A lot of people (myself included) have been longing to see what apologetics looks like in practice, not merely in principal. In particular, I have been longing to see what many people espouse and know as the “presuppositional apologetic” put into practice. What would it look like to share the gospel in a presuppositional way with a Muslim or an atheist? In this book, you will find some very well-imagined conversations of what that could look like. Oliphint is very careful to do two things in those conversations: firstly, he doesn’t make the unbelieving interlocutor into some kind of dummy, and secondly, he is always careful to make sure that we know that his conversations are only one way that even a presuppositional apologetic might take in the course of an actual attempt. These conversations were the highlights of the book for me, and I suspect will be for many others as well. In particular, I appreciated the conversation with the Muslim. I had long been searching for “the great contradiction” between the presuppositions and the life of the Muslim, and Oliphint nails it for us. More on that later.
Oliphint argues for a retirement of that phrase “presuppositional apologetics” in favor of a new term “covenantal apologetics.” By “covenantal,” Oliphint means the traditional Reformed understanding of the covenant of works and the covenant of grace, and how those two covenants affect our minds; in particular, he stresses the noetic effects of the Fall, and the image of God in man, and what has happened to that image both in the Fall and in salvation. It is another way of saying “gospel-focused” apologetics. That was always something I greatly appreciated about apologetics at WTS: it was not about winning the argument, but about sharing the gospel, and seeking to tear down barriers to the gospel that people erect in their minds. Apologetics at WTS serves the gospel message, as it always should. Now, whether Oliphint will succeed in convincing people to change the term “presuppositional” to “covenantal” remains to be seen. The former term certainly has a longer pedigree, and people have used it out of habit for decades now.

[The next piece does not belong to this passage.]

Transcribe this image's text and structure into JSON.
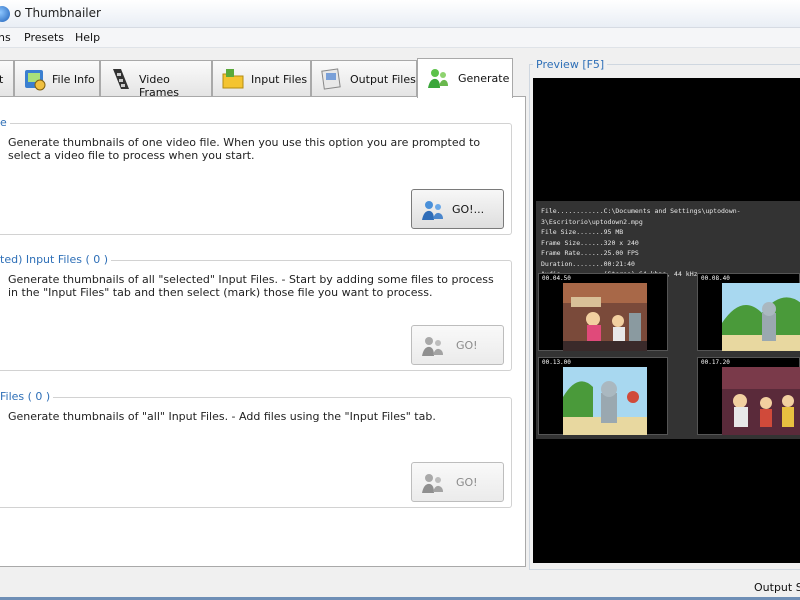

I want to share Oliphint’s insights into apologetics in a Muslim context, for that is what most excited me about the book. In the “covenantal” model, one searches for an underlying, architectonic contradiction between an unbeliever’s principals, or presuppositions, and their practice, or the life they build on top of it. We search for what makes the foundation incompatible with the building they lay on top of that foundation. The Muslim believes that God is absolutely free. Nothing whatsoever can possibly bind God. He is absolutely transcendent. In our terms, God has libertarian free will. The Koran is not a revelation of who Allah is, but rather a revelation of Allah’s will (that is a key difference with Christianity: we believe the Bible reveals who God is, and not just His will for us). For the Muslim, Allah cannot enter into a relationship with a person, because that would bind Allah, and Allah cannot be bound by anything. This has several implications. Firstly, Allah is not powerful enough to enter into a relationship and yet remain God. Allah cannot be both transcendent and immanent. Secondly, they have no assurance whatsoever that God will not, at the end of history, declare that all Muslims are wrong and all Christians are correct, or even declare that what Muslims believe and what Christians believe are exactly the same thing (they’re not, by the way!). The Koran does not bind Allah, and so they have no way of knowing whether Allah will always act as the Koran says he will. They further have no assurance that living the way of Islam, namely the five pillars, will guarantee any kind of favorable reception of Allah at the last. All they can have is a hope that is not based on knowledge, even though they claim up one side and down the other to believe in a rational religion (and they castigate Christians for believing in such “irrational” things as a Trinity and a God-man). If Allah were to reverse everything in the end that Muslims hold dear, would they still reply “Allah be praised”? The Koran sinks underneath the weight of a god so utterly transcendent (even to the point of being trapped by that transcendence to the point where he cannot relate directly to a single person in a relationship) that the Koran cannot be any kind of reliable indicator of what Allah is like.
This is only the barest bones of the already truncated version of what this apologetic looks like in a Muslim context, but it was extremely helpful to me to have that great contradiction pointed out. Take up and read. You will be glad you did.